In a recent YouTube video released by the Provo-based band Fictionst, members of the band browse a record store. After picking up albums by various artists and mentioning each by name, the camera zooms and focuses on the Atlantic logo.  At the end of the video, Fictionist frontman Stuart Maxfield finds a Fictionist album in the Local Music section. He picks it up and looks at the camera…

… proving you can say much more without saying anything at all.

Fictionist plans to make their big announcement at the Velour Live Music Gallery in Provo, Utah on September 21st.  Until then, we would like to congratulate them on signing with Atlantic Records. Congratulations, Fictionist.

Fictionist and Atlantic Records?

Da Korum – Worldz Without Numba

I finally loaded Da Korum’s latest EP into iTunes yesterday. Based on all the hype surrounding Worlds Without Numba, I was expecting a masterpiece.

It’s a piece alright.  This was the longest 11.5 minutes of my life. I have had visits to the dentist that were less painful. I would rather see Betty White naked (and confess it to my bishop) than listen to this album again.

I will spare you the horror of listening to this album by describing this (I hesitate to call it “musical”) train wreck. So horrific, in fact, that I’m sure it will cause many “Nights without Slumba”.

A quick run-down of the tracks:

“Back (4 Tha Furst Time)”: My main recollection of this song was that they said “yo” an awful lot and mentioned R.L. Stine. Though the Goosebumps series would hardly qualify as high literature, I was pleasantly surprised to hear they read at all. A third grade reading level is apropos; that seems to be their emotional age.

“U Don’t Understand Me” feat. Grizelle: I had already assumed Da Korum were a couple of 20-somethings still living at home. This song confirmed my suspicions with the line, “when I turned 18, I ran away from home and worked at Arby’s for two weeks until I moved back home.” Is it even possible to run away from home once you’re 18? Though I can hardly stomach listening to a couple of spoiled adult children rap about how rough their lives are, I actually felt sorry for the dude who went to summer camp and didn’t earn a single merit badge. He breaks down and cries right in the midst of recording. Why didn’t they edit that part out? I’m guessing they spent all their allowance and had no money left to cover the costs of re-doing the vocals. Studio time IS expensive. Despite all of that, this song is probably the highlight of the CD. I am impressed with the female vocals. I am amazed that they even speak to girls, let alone convince them to appear on a record. She probably just works for the studio.
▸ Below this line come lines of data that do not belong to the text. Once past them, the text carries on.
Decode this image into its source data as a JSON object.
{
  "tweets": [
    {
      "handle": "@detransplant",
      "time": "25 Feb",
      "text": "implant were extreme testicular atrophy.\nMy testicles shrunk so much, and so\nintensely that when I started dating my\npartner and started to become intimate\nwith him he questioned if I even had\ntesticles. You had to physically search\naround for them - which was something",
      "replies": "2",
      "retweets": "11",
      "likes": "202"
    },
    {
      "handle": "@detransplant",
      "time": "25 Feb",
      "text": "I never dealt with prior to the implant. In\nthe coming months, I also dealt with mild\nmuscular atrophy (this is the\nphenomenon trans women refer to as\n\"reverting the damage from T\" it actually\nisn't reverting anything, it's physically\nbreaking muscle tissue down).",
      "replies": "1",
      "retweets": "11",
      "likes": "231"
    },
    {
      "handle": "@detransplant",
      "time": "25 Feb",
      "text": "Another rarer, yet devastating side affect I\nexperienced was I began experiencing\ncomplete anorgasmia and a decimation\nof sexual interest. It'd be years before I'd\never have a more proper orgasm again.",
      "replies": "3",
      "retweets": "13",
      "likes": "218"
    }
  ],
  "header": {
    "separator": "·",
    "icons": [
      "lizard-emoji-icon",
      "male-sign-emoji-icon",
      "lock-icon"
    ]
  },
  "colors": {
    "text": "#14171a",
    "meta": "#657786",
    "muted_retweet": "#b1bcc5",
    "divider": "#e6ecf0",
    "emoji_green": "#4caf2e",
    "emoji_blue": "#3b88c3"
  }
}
“Worldz Without Numba”: This is easily the worst astronomy lesson ever taught. If the members of Da Korum actually received high school diplomas, they should be taken away immediately and all their teachers should be fired. Do they even teach spelling in school anymore? They change “care” to “ker” so they can rhyme with “err” (which is their new version of “air”). Did you not realize “care” and “air” already rhymed?

Da Korum seem to be sadly ignorant of how sadly ignorant they are. They even attempt to dazzle us with their knowledge of the Theory of Relativity.  I wouldn’t be surprised if Einstein starts to haunt them for this botch job.

Can they just hie to Kolob and never come back?

Da Korum – Worldz Without Numba